__Problem to solve__
From the first line to the last, write out the records exactly.

__Data about app and page elements__
▬▬▬▬▬▬

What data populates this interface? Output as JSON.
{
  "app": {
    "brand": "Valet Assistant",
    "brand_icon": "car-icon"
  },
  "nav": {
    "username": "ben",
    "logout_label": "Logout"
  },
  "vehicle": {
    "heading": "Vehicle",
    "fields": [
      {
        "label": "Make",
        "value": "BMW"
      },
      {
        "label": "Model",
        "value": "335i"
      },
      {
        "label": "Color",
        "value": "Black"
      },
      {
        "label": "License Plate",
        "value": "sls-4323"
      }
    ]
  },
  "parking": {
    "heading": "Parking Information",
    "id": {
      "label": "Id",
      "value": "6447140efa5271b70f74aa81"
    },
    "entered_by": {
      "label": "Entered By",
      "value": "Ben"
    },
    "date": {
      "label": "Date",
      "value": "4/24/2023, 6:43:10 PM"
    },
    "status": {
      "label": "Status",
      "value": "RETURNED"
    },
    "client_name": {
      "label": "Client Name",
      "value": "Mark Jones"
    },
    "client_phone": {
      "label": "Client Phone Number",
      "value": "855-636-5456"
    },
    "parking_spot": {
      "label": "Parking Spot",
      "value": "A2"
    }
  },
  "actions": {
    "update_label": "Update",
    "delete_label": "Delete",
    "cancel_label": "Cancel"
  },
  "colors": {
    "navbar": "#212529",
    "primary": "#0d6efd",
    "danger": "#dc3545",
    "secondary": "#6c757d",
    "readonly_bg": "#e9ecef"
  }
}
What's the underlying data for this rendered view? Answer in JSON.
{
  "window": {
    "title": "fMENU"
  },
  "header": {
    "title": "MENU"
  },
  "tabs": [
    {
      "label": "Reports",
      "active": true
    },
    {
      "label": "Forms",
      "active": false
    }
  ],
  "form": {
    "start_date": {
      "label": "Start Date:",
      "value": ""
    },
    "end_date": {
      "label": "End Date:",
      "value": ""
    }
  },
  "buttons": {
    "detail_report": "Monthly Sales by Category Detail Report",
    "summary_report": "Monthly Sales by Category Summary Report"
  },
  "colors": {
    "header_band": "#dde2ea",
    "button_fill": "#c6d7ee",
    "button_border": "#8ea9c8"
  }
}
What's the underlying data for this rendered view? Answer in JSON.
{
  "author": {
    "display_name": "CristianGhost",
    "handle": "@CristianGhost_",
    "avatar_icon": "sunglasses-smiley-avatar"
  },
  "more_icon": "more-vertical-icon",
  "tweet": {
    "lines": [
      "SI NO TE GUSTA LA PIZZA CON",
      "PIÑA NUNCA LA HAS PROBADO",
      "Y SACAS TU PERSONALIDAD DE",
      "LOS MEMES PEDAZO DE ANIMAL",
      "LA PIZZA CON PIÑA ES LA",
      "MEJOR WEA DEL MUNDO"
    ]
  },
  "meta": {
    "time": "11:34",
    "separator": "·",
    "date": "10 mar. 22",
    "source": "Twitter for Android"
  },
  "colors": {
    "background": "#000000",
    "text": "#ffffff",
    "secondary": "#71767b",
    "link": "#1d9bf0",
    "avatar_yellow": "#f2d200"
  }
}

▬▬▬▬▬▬

__Your solution__
What data populates this interface? Output as JSON.
{
  "app": {
    "brand": "Valet Assistant",
    "brand_icon": "car-icon"
  },
  "nav": {
    "username": "ben",
    "logout_label": "Logout"
  },
  "vehicle": {
    "heading": "Vehicle",
    "fields": [
      {
        "label": "Make",
        "value": "BMW"
      },
      {
        "label": "Model",
        "value": "335i"
      },
      {
        "label": "Color",
        "value": "Black"
      },
      {
        "label": "License Plate",
        "value": "sls-4323"
      }
    ]
  },
  "parking": {
    "heading": "Parking Information",
    "id": {
      "label": "Id",
      "value": "6447140efa5271b70f74aa81"
    },
    "entered_by": {
      "label": "Entered By",
      "value": "Ben"
    },
    "date": {
      "label": "Date",
      "value": "4/24/2023, 6:43:10 PM"
    },
    "status": {
      "label": "Status",
      "value": "RETURNED"
    },
    "client_name": {
      "label": "Client Name",
      "value": "Mark Jones"
    },
    "client_phone": {
      "label": "Client Phone Number",
      "value": "855-636-5456"
    },
    "parking_spot": {
      "label": "Parking Spot",
      "value": "A2"
    }
  },
  "actions": {
    "update_label": "Update",
    "delete_label": "Delete",
    "cancel_label": "Cancel"
  },
  "colors": {
    "navbar": "#212529",
    "primary": "#0d6efd",
    "danger": "#dc3545",
    "secondary": "#6c757d",
    "readonly_bg": "#e9ecef"
  }
}
What's the underlying data for this rendered view? Answer in JSON.
{
  "window": {
    "title": "fMENU"
  },
  "header": {
    "title": "MENU"
  },
  "tabs": [
    {
      "label": "Reports",
      "active": true
    },
    {
      "label": "Forms",
      "active": false
    }
  ],
  "form": {
    "start_date": {
      "label": "Start Date:",
      "value": ""
    },
    "end_date": {
      "label": "End Date:",
      "value": ""
    }
  },
  "buttons": {
    "detail_report": "Monthly Sales by Category Detail Report",
    "summary_report": "Monthly Sales by Category Summary Report"
  },
  "colors": {
    "header_band": "#dde2ea",
    "button_fill": "#c6d7ee",
    "button_border": "#8ea9c8"
  }
}
What's the underlying data for this rendered view? Answer in JSON.
{
  "author": {
    "display_name": "CristianGhost",
    "handle": "@CristianGhost_",
    "avatar_icon": "sunglasses-smiley-avatar"
  },
  "more_icon": "more-vertical-icon",
  "tweet": {
    "lines": [
      "SI NO TE GUSTA LA PIZZA CON",
      "PIÑA NUNCA LA HAS PROBADO",
      "Y SACAS TU PERSONALIDAD DE",
      "LOS MEMES PEDAZO DE ANIMAL",
      "LA PIZZA CON PIÑA ES LA",
      "MEJOR WEA DEL MUNDO"
    ]
  },
  "meta": {
    "time": "11:34",
    "separator": "·",
    "date": "10 mar. 22",
    "source": "Twitter for Android"
  },
  "colors": {
    "background": "#000000",
    "text": "#ffffff",
    "secondary": "#71767b",
    "link": "#1d9bf0",
    "avatar_yellow": "#f2d200"
  }
}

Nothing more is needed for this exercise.